[TASK OBJECTIVE]
Collect every line of the records below that contains the word "true".

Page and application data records
────────────────────

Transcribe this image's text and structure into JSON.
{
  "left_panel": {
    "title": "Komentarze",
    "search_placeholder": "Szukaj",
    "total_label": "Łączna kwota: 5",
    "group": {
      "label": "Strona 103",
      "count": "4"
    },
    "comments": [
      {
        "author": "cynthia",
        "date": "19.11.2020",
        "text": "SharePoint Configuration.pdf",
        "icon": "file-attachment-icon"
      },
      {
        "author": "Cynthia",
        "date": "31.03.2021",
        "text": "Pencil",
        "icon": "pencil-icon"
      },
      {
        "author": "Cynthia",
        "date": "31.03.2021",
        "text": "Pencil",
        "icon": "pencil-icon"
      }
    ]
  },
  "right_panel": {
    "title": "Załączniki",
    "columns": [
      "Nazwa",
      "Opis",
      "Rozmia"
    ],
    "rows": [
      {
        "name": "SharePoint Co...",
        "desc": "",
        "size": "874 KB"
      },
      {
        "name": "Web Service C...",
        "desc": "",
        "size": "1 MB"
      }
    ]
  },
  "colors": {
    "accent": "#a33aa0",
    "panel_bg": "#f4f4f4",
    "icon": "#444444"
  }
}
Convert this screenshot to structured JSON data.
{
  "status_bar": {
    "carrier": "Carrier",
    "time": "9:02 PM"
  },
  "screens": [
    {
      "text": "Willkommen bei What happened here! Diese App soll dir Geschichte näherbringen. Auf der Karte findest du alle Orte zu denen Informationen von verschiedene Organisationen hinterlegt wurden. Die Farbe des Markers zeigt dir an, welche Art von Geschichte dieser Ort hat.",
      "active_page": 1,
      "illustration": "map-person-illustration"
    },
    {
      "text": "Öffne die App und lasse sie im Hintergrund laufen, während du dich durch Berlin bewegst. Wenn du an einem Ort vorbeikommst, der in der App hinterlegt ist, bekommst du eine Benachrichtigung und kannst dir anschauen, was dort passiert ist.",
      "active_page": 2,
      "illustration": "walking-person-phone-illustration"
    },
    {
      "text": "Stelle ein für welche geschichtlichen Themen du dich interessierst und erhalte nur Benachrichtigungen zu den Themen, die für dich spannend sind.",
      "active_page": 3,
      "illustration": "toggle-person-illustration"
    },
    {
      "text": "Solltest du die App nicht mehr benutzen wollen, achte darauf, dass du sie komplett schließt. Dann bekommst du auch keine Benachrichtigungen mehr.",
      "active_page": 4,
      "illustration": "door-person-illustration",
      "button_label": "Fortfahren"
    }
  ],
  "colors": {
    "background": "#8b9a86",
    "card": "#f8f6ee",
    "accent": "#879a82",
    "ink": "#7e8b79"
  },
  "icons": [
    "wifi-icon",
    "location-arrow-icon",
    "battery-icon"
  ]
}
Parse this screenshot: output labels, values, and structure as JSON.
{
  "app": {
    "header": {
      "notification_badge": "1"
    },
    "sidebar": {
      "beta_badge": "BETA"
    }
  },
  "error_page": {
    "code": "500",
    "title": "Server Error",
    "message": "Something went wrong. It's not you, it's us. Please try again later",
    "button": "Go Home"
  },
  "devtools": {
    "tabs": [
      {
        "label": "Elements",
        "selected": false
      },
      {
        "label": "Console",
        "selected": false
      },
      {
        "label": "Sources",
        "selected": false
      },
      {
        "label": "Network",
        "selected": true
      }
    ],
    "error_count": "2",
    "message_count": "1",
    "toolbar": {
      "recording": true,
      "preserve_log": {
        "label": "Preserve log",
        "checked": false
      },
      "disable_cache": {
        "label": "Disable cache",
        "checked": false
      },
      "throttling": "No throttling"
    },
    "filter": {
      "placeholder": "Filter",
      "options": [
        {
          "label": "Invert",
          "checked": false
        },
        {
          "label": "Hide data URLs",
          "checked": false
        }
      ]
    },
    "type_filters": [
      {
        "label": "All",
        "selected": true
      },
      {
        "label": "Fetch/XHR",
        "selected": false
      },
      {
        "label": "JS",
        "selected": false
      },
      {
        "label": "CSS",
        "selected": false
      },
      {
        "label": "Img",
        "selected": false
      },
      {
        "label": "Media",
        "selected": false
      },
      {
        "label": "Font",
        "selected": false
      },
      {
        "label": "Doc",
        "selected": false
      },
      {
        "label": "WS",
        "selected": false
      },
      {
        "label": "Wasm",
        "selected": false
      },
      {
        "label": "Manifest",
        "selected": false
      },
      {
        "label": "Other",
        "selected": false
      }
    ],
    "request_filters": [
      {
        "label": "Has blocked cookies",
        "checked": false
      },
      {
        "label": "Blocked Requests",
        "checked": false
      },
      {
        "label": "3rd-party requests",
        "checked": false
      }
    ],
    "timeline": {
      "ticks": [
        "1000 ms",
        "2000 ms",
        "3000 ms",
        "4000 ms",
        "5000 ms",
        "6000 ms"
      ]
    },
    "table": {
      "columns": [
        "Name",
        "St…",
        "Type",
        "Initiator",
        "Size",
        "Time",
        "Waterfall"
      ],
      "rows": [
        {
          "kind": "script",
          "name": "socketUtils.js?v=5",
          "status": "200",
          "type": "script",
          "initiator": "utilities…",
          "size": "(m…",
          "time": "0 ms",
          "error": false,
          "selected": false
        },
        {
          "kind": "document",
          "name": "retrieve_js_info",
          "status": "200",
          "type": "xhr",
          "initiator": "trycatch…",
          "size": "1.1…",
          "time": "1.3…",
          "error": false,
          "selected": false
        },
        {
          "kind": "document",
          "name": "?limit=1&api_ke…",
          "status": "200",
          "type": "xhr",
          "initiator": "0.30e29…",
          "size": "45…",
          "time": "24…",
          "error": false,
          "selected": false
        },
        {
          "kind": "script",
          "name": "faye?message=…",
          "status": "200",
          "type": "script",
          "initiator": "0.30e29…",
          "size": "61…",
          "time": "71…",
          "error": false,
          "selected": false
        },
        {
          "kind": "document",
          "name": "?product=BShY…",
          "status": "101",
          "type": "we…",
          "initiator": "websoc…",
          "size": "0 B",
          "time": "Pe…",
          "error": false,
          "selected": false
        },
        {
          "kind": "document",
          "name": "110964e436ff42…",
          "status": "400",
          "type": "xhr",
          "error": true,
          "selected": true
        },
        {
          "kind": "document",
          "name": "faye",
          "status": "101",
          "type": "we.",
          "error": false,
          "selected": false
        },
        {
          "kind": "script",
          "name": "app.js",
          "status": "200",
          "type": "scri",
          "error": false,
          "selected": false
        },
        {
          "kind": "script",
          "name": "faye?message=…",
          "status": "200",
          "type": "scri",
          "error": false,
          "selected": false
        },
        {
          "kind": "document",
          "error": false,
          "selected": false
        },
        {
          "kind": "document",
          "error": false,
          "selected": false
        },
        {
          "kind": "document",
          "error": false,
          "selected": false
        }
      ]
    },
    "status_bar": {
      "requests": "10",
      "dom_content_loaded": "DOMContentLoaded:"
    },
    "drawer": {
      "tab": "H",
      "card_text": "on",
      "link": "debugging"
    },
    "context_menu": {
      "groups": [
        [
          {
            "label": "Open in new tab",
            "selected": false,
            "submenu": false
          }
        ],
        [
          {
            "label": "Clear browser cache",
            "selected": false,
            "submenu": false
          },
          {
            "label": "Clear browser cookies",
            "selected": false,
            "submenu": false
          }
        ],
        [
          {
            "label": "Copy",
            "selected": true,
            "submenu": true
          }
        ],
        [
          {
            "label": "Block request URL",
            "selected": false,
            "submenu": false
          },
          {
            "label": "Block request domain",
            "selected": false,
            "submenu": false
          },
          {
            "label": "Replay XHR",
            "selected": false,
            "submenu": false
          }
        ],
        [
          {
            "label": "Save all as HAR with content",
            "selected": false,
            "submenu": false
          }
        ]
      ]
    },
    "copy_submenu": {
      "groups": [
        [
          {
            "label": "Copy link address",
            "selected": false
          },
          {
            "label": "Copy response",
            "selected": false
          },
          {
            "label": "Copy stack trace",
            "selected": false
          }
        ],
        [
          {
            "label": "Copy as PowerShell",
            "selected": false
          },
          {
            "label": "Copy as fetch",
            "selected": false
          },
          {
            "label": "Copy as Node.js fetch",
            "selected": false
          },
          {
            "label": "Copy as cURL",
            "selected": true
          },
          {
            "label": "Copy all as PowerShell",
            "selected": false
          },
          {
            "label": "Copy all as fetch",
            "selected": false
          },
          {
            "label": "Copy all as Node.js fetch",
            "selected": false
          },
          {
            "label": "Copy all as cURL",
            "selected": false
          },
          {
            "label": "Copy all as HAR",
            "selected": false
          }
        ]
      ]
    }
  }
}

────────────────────

[OUTPUT FOR THIS TASK]
        "selected": true
      "recording": true,
        "selected": true
          "error": true,
          "selected": true
            "selected": true,
            "submenu": true
            "selected": true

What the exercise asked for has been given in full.